Sorry, that's taking the blame too far. You lose your job, go out and get another one. In the meantime, instead of voting for someone who will punish the mean capitalists, vote for someone who will work to stop driving the auto plants offshore.
@SJC: Yes, but Ammonia as an energy carrier just got much easier to make, which I read as 'more affordable'. And thats really the whole thing holding up renewable liquid fuels, affordability. Liquid fuels carry far more energy by volume and weight than any battery, and ammonia really represents an option in the carrying/storing of hydrogen. We're getting there, painfully slowly, but we're getting there.
Pretty impressive achievement, but is anyone looking for that kind of acceleration in this kind of car? I wish they would offer a vehicle with all those extra things not included so I could save the weight, be rid of the complexity, and not have to pay for stuff I never use. After age 40 a car is mostly an appliance that you don't want trouble from. Toyota is doing amazing things with efficiency and reliability..... that's all I want.
@gryf: That's what alcohol is really good at- significantly higher compression ratios than that of gasoline. So the engine can wring more work out of the fuel even though alcohol has less energy per gallon than gasoline.
Many democratic states are fast becoming unlivable because of shortsighted government overreach. Republicans are not 'wiping out' environmental regulations as much as rolling them back to realistic levels. The four bluest states have the highest rates of exodus- and people are moving to republican states where regulations haven't wrecked the economies.

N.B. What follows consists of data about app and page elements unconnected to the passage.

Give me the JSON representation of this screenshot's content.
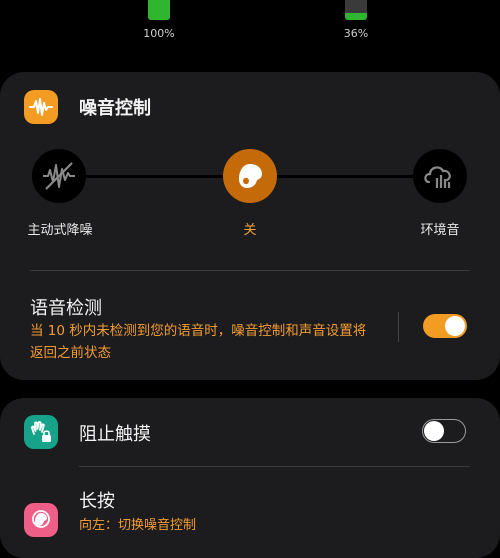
{
  "battery": {
    "left": {
      "percent_text": "100%",
      "level": 1.0
    },
    "right": {
      "percent_text": "36%",
      "level": 0.36
    }
  },
  "noise_control": {
    "title": "噪音控制",
    "icon": "waveform-icon",
    "modes": [
      {
        "label": "主动式降噪",
        "icon": "anc-icon"
      },
      {
        "label": "关",
        "icon": "earbud-icon",
        "selected": true
      },
      {
        "label": "环境音",
        "icon": "ambient-icon"
      }
    ],
    "voice_detect": {
      "title": "语音检测",
      "description": "当 10 秒内未检测到您的语音时，噪音控制和声音设置将返回之前状态",
      "enabled": true
    }
  },
  "touch_block": {
    "title": "阻止触摸",
    "icon": "touch-lock-icon",
    "enabled": false
  },
  "long_press": {
    "title": "长按",
    "subtitle": "向左：切换噪音控制",
    "icon": "long-press-icon"
  },
  "colors": {
    "accent": "#f39c24",
    "card": "#1c1c1e",
    "background": "#000000",
    "teal": "#17a38a",
    "pink": "#ef5e86"
  }
}
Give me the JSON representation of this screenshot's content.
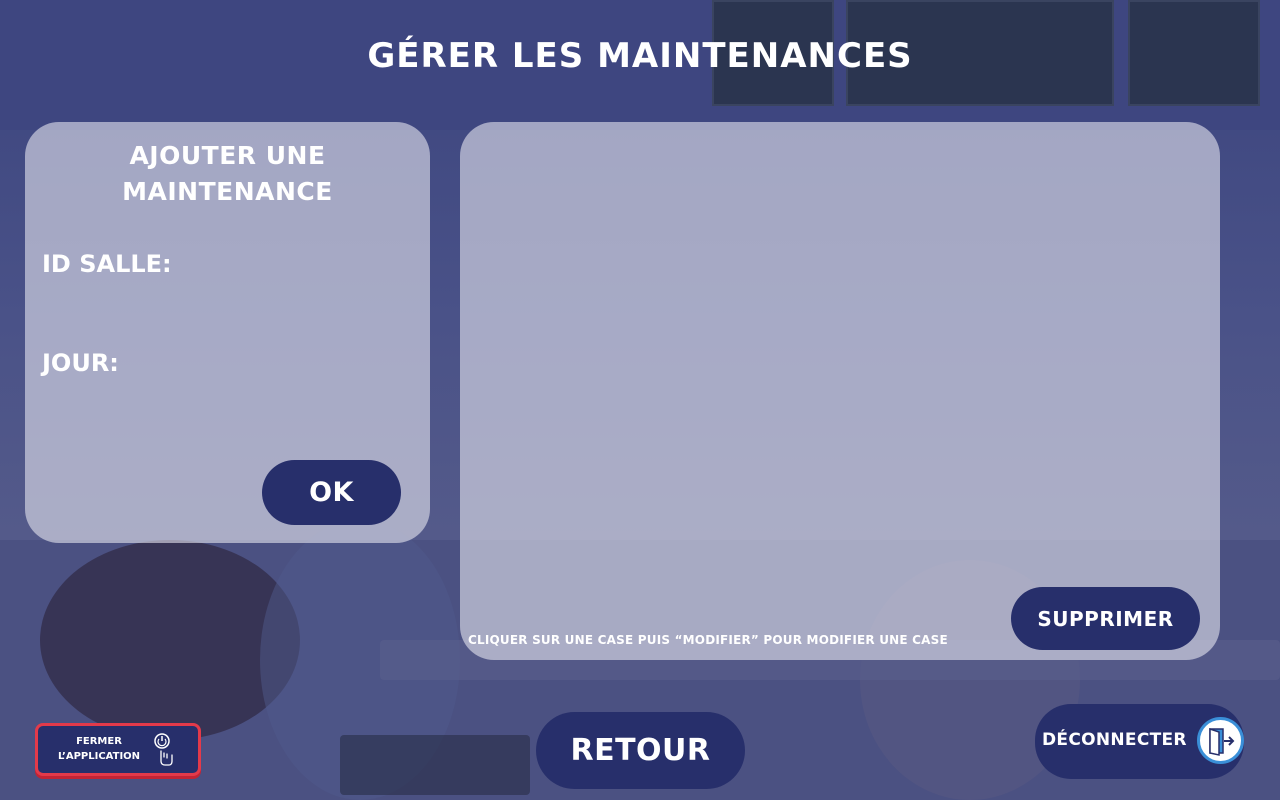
{
  "page": {
    "title": "GÉRER LES MAINTENANCES"
  },
  "add_panel": {
    "title_line1": "AJOUTER UNE",
    "title_line2": "MAINTENANCE",
    "id_salle_label": "ID SALLE:",
    "id_salle_value": "",
    "jour_label": "JOUR:",
    "jour_value": "",
    "ok_label": "OK"
  },
  "list_panel": {
    "hint": "CLIQUER SUR UNE CASE PUIS “MODIFIER” POUR MODIFIER UNE CASE",
    "delete_label": "SUPPRIMER"
  },
  "footer": {
    "close_app_line1": "FERMER",
    "close_app_line2": "L’APPLICATION",
    "close_app_icon": "power-hand-icon",
    "back_label": "RETOUR",
    "logout_label": "DÉCONNECTER",
    "logout_icon": "exit-door-icon"
  },
  "colors": {
    "button": "#272f6b",
    "panel": "#e1e1eb",
    "close_border": "#e33a4a",
    "logout_icon_ring": "#3a8fd8"
  }
}
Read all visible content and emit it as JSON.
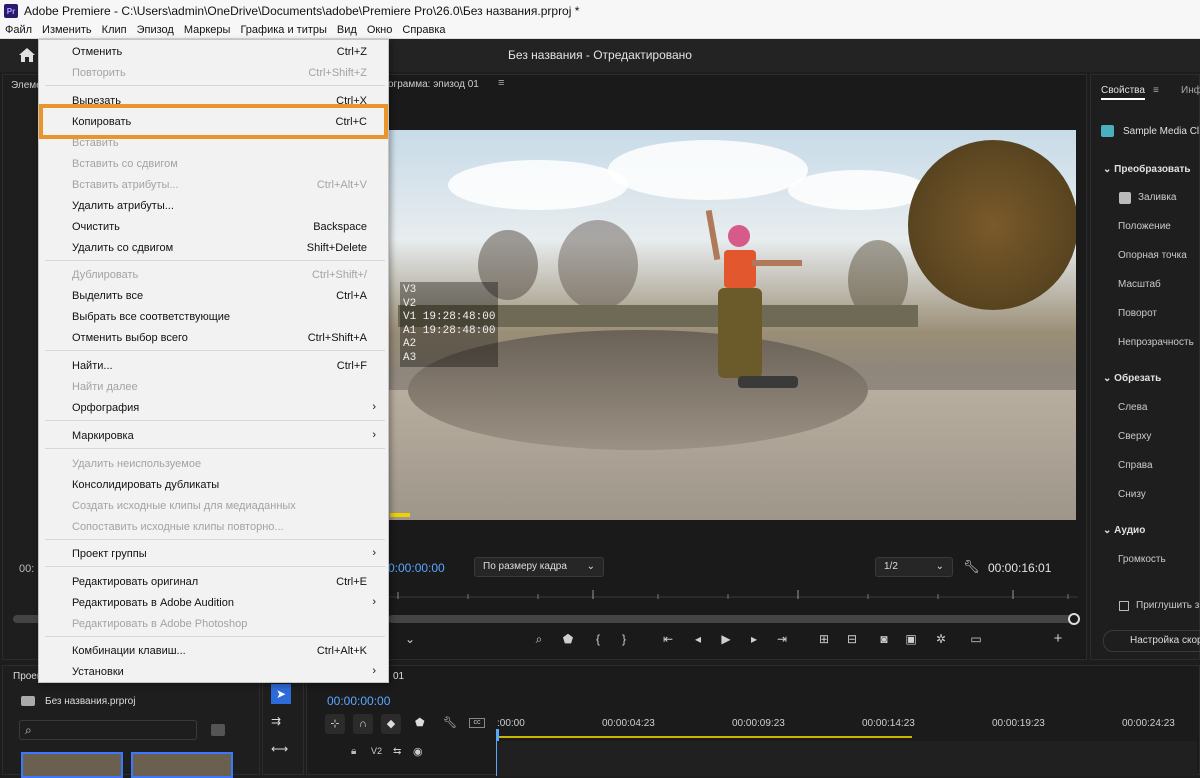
{
  "titlebar": {
    "app_icon": "Pr",
    "title": "Adobe Premiere - C:\\Users\\admin\\OneDrive\\Documents\\adobe\\Premiere Pro\\26.0\\Без названия.prproj *"
  },
  "menubar": {
    "items": [
      "Файл",
      "Изменить",
      "Клип",
      "Эпизод",
      "Маркеры",
      "Графика и титры",
      "Вид",
      "Окно",
      "Справка"
    ]
  },
  "header": {
    "title": "Без названия - Отредактировано"
  },
  "left_panel": {
    "tab_label": "Элеме",
    "timecode": "00:"
  },
  "program_monitor": {
    "tab_label": "ограмма: эпизод 01",
    "overlay_lines": [
      "V3",
      "V2",
      "V1 19:28:48:00",
      "A1 19:28:48:00",
      "A2",
      "A3"
    ],
    "timecode_left": "0:00:00:00",
    "fit_select": "По размеру кадра",
    "resolution_select": "1/2",
    "timecode_right": "00:00:16:01"
  },
  "properties_panel": {
    "tab": "Свойства",
    "tab2": "Инф",
    "clip_name": "Sample Media Cl",
    "sections": [
      {
        "title": "Преобразовать",
        "items": [
          "Заливка",
          "Положение",
          "Опорная точка",
          "Масштаб",
          "Поворот",
          "Непрозрачность"
        ]
      },
      {
        "title": "Обрезать",
        "items": [
          "Слева",
          "Сверху",
          "Справа",
          "Снизу"
        ]
      },
      {
        "title": "Аудио",
        "items": [
          "Громкость"
        ]
      }
    ],
    "mute_label": "Приглушить з",
    "settings_button": "Настройка скор"
  },
  "edit_menu": {
    "items": [
      {
        "label": "Отменить",
        "shortcut": "Ctrl+Z",
        "disabled": false
      },
      {
        "label": "Повторить",
        "shortcut": "Ctrl+Shift+Z",
        "disabled": true
      },
      {
        "label": "Вырезать",
        "shortcut": "Ctrl+X",
        "disabled": false
      },
      {
        "label": "Копировать",
        "shortcut": "Ctrl+C",
        "disabled": false
      },
      {
        "label": "Вставить",
        "shortcut": "",
        "disabled": true
      },
      {
        "label": "Вставить со сдвигом",
        "shortcut": "",
        "disabled": true
      },
      {
        "label": "Вставить атрибуты...",
        "shortcut": "Ctrl+Alt+V",
        "disabled": true
      },
      {
        "label": "Удалить атрибуты...",
        "shortcut": "",
        "disabled": false
      },
      {
        "label": "Очистить",
        "shortcut": "Backspace",
        "disabled": false
      },
      {
        "label": "Удалить со сдвигом",
        "shortcut": "Shift+Delete",
        "disabled": false
      },
      {
        "label": "Дублировать",
        "shortcut": "Ctrl+Shift+/",
        "disabled": true
      },
      {
        "label": "Выделить все",
        "shortcut": "Ctrl+A",
        "disabled": false
      },
      {
        "label": "Выбрать все соответствующие",
        "shortcut": "",
        "disabled": false
      },
      {
        "label": "Отменить выбор всего",
        "shortcut": "Ctrl+Shift+A",
        "disabled": false
      },
      {
        "label": "Найти...",
        "shortcut": "Ctrl+F",
        "disabled": false
      },
      {
        "label": "Найти далее",
        "shortcut": "",
        "disabled": true
      },
      {
        "label": "Орфография",
        "shortcut": "",
        "disabled": false,
        "submenu": true
      },
      {
        "label": "Маркировка",
        "shortcut": "",
        "disabled": false,
        "submenu": true
      },
      {
        "label": "Удалить неиспользуемое",
        "shortcut": "",
        "disabled": true
      },
      {
        "label": "Консолидировать дубликаты",
        "shortcut": "",
        "disabled": false
      },
      {
        "label": "Создать исходные клипы для медиаданных",
        "shortcut": "",
        "disabled": true
      },
      {
        "label": "Сопоставить исходные клипы повторно...",
        "shortcut": "",
        "disabled": true
      },
      {
        "label": "Проект группы",
        "shortcut": "",
        "disabled": false,
        "submenu": true
      },
      {
        "label": "Редактировать оригинал",
        "shortcut": "Ctrl+E",
        "disabled": false
      },
      {
        "label": "Редактировать в Adobe Audition",
        "shortcut": "",
        "disabled": false,
        "submenu": true
      },
      {
        "label": "Редактировать в Adobe Photoshop",
        "shortcut": "",
        "disabled": true
      },
      {
        "label": "Комбинации клавиш...",
        "shortcut": "Ctrl+Alt+K",
        "disabled": false
      },
      {
        "label": "Установки",
        "shortcut": "",
        "disabled": false,
        "submenu": true
      }
    ]
  },
  "project_panel": {
    "tab": "Проен",
    "file": "Без названия.prproj"
  },
  "timeline": {
    "tab": "01",
    "timecode": "00:00:00:00",
    "ruler_labels": [
      ":00:00",
      "00:00:04:23",
      "00:00:09:23",
      "00:00:14:23",
      "00:00:19:23",
      "00:00:24:23"
    ],
    "track_label": "V2"
  },
  "colors": {
    "highlight": "#e8962b",
    "timecode_blue": "#5aa7ff",
    "menu_bg": "#f2f2f2"
  }
}
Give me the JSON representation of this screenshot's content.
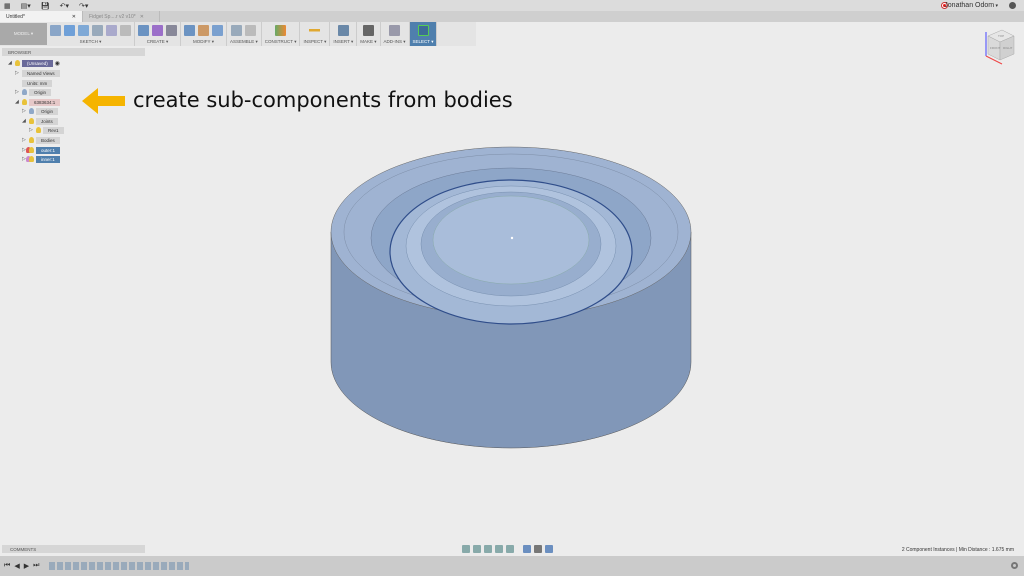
{
  "app": {
    "user": "Jonathan Odom"
  },
  "tabs": [
    {
      "label": "Untitled*",
      "active": true
    },
    {
      "label": "Fidget Sp....r v2 v10*",
      "active": false
    }
  ],
  "toolbar": {
    "model": "MODEL ▾",
    "groups": [
      "SKETCH ▾",
      "CREATE ▾",
      "MODIFY ▾",
      "ASSEMBLE ▾",
      "CONSTRUCT ▾",
      "INSPECT ▾",
      "INSERT ▾",
      "MAKE ▾",
      "ADD-INS ▾",
      "SELECT ▾"
    ]
  },
  "browser": {
    "title": "BROWSER",
    "items": [
      "(Unsaved)",
      "Named Views",
      "Units: mm",
      "Origin",
      "6383634:1",
      "Origin",
      "Joints",
      "Rev1",
      "Bodies",
      "outer:1",
      "inner:1"
    ]
  },
  "annotation": "create sub-components from bodies",
  "comments": "COMMENTS",
  "status": "2 Component Instances | Min Distance : 1.675 mm",
  "viewcube": {
    "top": "TOP",
    "front": "FRONT",
    "right": "RIGHT"
  },
  "colors": {
    "model": "#8ea4c4",
    "accent": "#4f7fad",
    "arrow": "#f5b400"
  }
}
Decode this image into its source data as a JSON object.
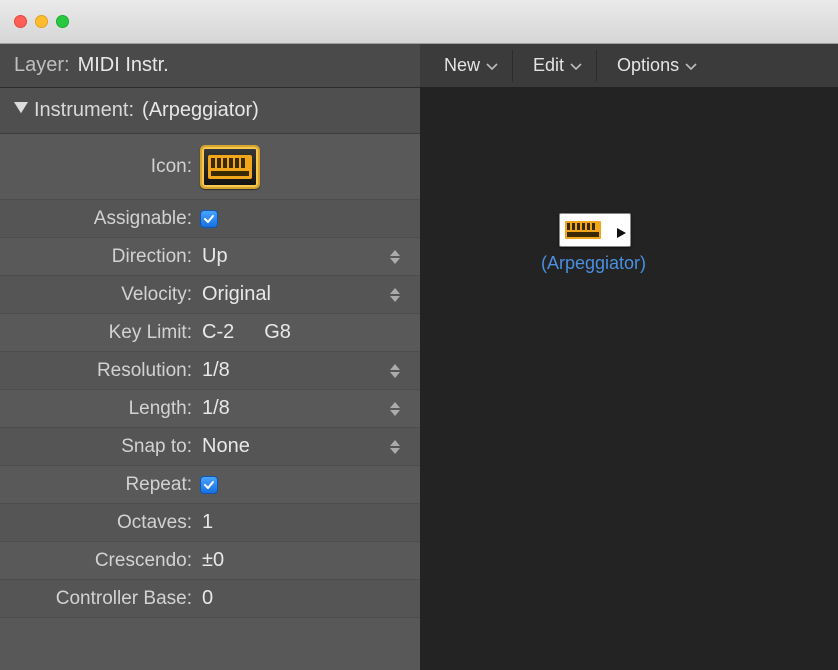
{
  "titlebar": {},
  "inspector": {
    "layer_label": "Layer:",
    "layer_value": "MIDI Instr.",
    "section_label": "Instrument:",
    "section_value": "(Arpeggiator)",
    "fields": {
      "icon_label": "Icon:",
      "assignable_label": "Assignable:",
      "assignable_checked": true,
      "direction_label": "Direction:",
      "direction_value": "Up",
      "velocity_label": "Velocity:",
      "velocity_value": "Original",
      "keylimit_label": "Key Limit:",
      "keylimit_low": "C-2",
      "keylimit_high": "G8",
      "resolution_label": "Resolution:",
      "resolution_value": "1/8",
      "length_label": "Length:",
      "length_value": "1/8",
      "snap_label": "Snap to:",
      "snap_value": "None",
      "repeat_label": "Repeat:",
      "repeat_checked": true,
      "octaves_label": "Octaves:",
      "octaves_value": "1",
      "crescendo_label": "Crescendo:",
      "crescendo_value": "±0",
      "controllerbase_label": "Controller Base:",
      "controllerbase_value": "0"
    }
  },
  "canvas": {
    "toolbar": {
      "new": "New",
      "edit": "Edit",
      "options": "Options"
    },
    "object_label": "(Arpeggiator)"
  }
}
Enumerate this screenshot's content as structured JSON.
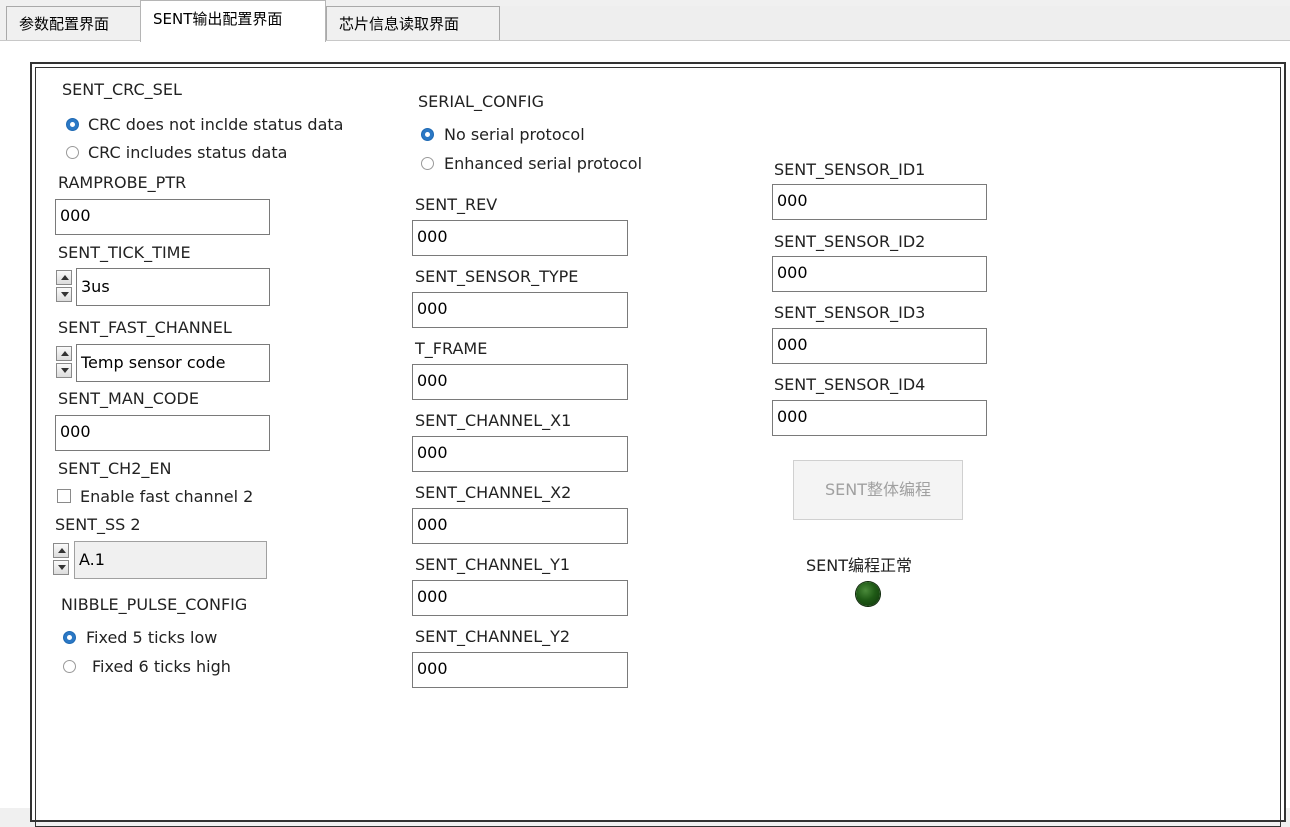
{
  "tabs": [
    {
      "label": "参数配置界面",
      "active": false
    },
    {
      "label": "SENT输出配置界面",
      "active": true
    },
    {
      "label": "芯片信息读取界面",
      "active": false
    }
  ],
  "col1": {
    "crc_sel": {
      "label": "SENT_CRC_SEL",
      "options": [
        "CRC does not inclde status data",
        "CRC includes status data"
      ],
      "selected": 0
    },
    "ramprobe_ptr": {
      "label": "RAMPROBE_PTR",
      "value": "000"
    },
    "tick_time": {
      "label": "SENT_TICK_TIME",
      "value": "3us"
    },
    "fast_channel": {
      "label": "SENT_FAST_CHANNEL",
      "value": "Temp sensor code"
    },
    "man_code": {
      "label": "SENT_MAN_CODE",
      "value": "000"
    },
    "ch2_en": {
      "label": "SENT_CH2_EN",
      "checkbox_label": "Enable fast channel 2",
      "checked": false
    },
    "ss2": {
      "label": "SENT_SS 2",
      "value": "A.1"
    },
    "nibble": {
      "label": "NIBBLE_PULSE_CONFIG",
      "options": [
        "Fixed 5 ticks low",
        "Fixed 6 ticks high"
      ],
      "selected": 0
    }
  },
  "col2": {
    "serial_config": {
      "label": "SERIAL_CONFIG",
      "options": [
        "No serial protocol",
        "Enhanced serial protocol"
      ],
      "selected": 0
    },
    "fields": [
      {
        "label": "SENT_REV",
        "value": "000"
      },
      {
        "label": "SENT_SENSOR_TYPE",
        "value": "000"
      },
      {
        "label": "T_FRAME",
        "value": "000"
      },
      {
        "label": "SENT_CHANNEL_X1",
        "value": "000"
      },
      {
        "label": "SENT_CHANNEL_X2",
        "value": "000"
      },
      {
        "label": "SENT_CHANNEL_Y1",
        "value": "000"
      },
      {
        "label": "SENT_CHANNEL_Y2",
        "value": "000"
      }
    ]
  },
  "col3": {
    "fields": [
      {
        "label": "SENT_SENSOR_ID1",
        "value": "000"
      },
      {
        "label": "SENT_SENSOR_ID2",
        "value": "000"
      },
      {
        "label": "SENT_SENSOR_ID3",
        "value": "000"
      },
      {
        "label": "SENT_SENSOR_ID4",
        "value": "000"
      }
    ],
    "program_button": "SENT整体编程",
    "status_label": "SENT编程正常",
    "status_led_color": "#1f5a16"
  }
}
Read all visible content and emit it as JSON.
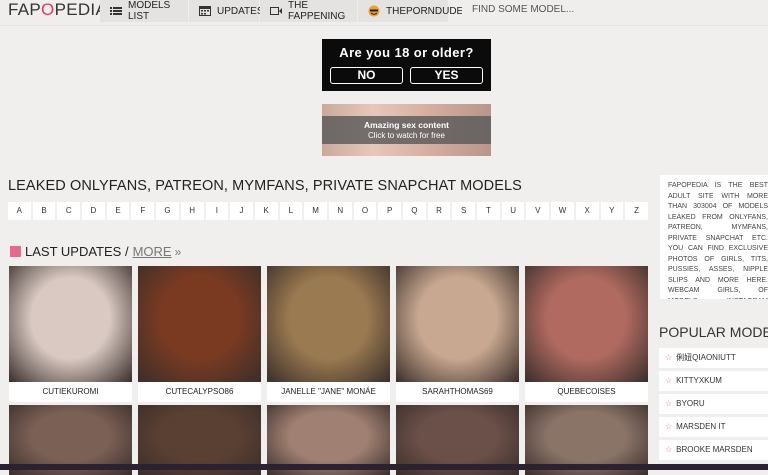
{
  "brand": {
    "logo_before": "FAP",
    "logo_o": "O",
    "logo_after": "PEDIA"
  },
  "nav": [
    {
      "label": "MODELS LIST",
      "icon": "list-icon"
    },
    {
      "label": "UPDATES",
      "icon": "calendar-icon"
    },
    {
      "label": "THE FAPPENING",
      "icon": "video-icon"
    },
    {
      "label": "THEPORNDUDE",
      "icon": "dude-icon"
    }
  ],
  "search": {
    "placeholder": "FIND SOME MODEL..."
  },
  "age_gate": {
    "question": "Are you 18 or older?",
    "no": "NO",
    "yes": "YES"
  },
  "ad": {
    "line1": "Amazing sex content",
    "line2": "Click to watch for free"
  },
  "heading": "LEAKED ONLYFANS, PATREON, MYMFANS, PRIVATE SNAPCHAT MODELS",
  "alphabet": [
    "A",
    "B",
    "C",
    "D",
    "E",
    "F",
    "G",
    "H",
    "I",
    "J",
    "K",
    "L",
    "M",
    "N",
    "O",
    "P",
    "Q",
    "R",
    "S",
    "T",
    "U",
    "V",
    "W",
    "X",
    "Y",
    "Z"
  ],
  "last_updates": {
    "title": "LAST UPDATES /",
    "more": "MORE"
  },
  "models": [
    {
      "name": "CUTIEKUROMI",
      "color": "#d9c9c2"
    },
    {
      "name": "CUTECALYPSO86",
      "color": "#7a3a22"
    },
    {
      "name": "JANELLE \"JANE\" MONÁE",
      "color": "#9a7a50"
    },
    {
      "name": "SARAHTHOMAS69",
      "color": "#c8a890"
    },
    {
      "name": "QUEBECOISES",
      "color": "#b06a60"
    }
  ],
  "second_row_colors": [
    "#7a6055",
    "#5a4032",
    "#a08072",
    "#6a5048",
    "#8a7468"
  ],
  "about": "FAPOPEDIA IS THE BEST ADULT SITE WITH MORE THAN 303004 OF MODELS LEAKED FROM ONLYFANS, PATREON, MYMFANS, PRIVATE SNAPCHAT ETC. YOU CAN FIND EXCLUSIVE PHOTOS OF GIRLS, TITS, PUSSIES, ASSES, NIPPLE SLIPS AND MORE HERE. WEBCAM GIRLS, OF MODELS, INSTAGRAM FAMOUS, PORNSTARS AND CELEBRITIES WITH DAILY UPDATES AND ENJOY FOR FREE",
  "popular": {
    "title": "POPULAR MODELS",
    "items": [
      "俐妞QIAONIUTT",
      "KITTYXKUM",
      "BYORU",
      "MARSDEN IT",
      "BROOKE MARSDEN"
    ]
  }
}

If they could just add a moveable solar panel to cover the windshield, it would put the car over the top for range while keeping the car significantly cooler. I love this effort.... it is amazing.
@Peter I'm hopeful, given this news, but the 'anti diesel' mindset has become firmly entrenched. I predict many will greet this news by continuing to insist that diesel be phased out.
I want to second that question, Mahonj. 43.2% of the material by weight, or 43.2% of the theoretical possible yield, or what??? Can anyone help out?
I searched for this vehicle online and I only find the 38 PHEV range version, which appears to be just released. WTHeck?
I can't get over the fact that 'they' have only tried this now, much like the solid state propulsion for ships that was messed with a decade ago. The advantages of doing so are obvious. For those nattering naybobs who have previously commented, who state that low speed propellers are just as good/better, I can argue otherwise. Solid state propulsion will be still harder to detect, with fewer/no resonances, and how do you make a propeller radar-invisible? Can you? Not easily. A slow-moving propeller is also extremely unwieldy and it wants to hit the ground, the launch apparatus, and nearby obstructions. To mahonj, who asked how VTOL could be quietly accomplished: how about a disposable hydrogen balloon? After being lifted by it, just let go of it. The hydrogen source could also be what powers the fuel cell that powers the array.... ok power density would be an issue. Shut up. To someone who complained of exposed wires at 20,000 volts: that's not unusual. Bug zappers.
@EP, any car uses petroleum or gas resources, and that includes BEVs. The amount of transportation that doesn't do so is infinitesimally small. (Not bragging, but I can do it, as my employer has solar chargers at my job and I drive a Prius Prime)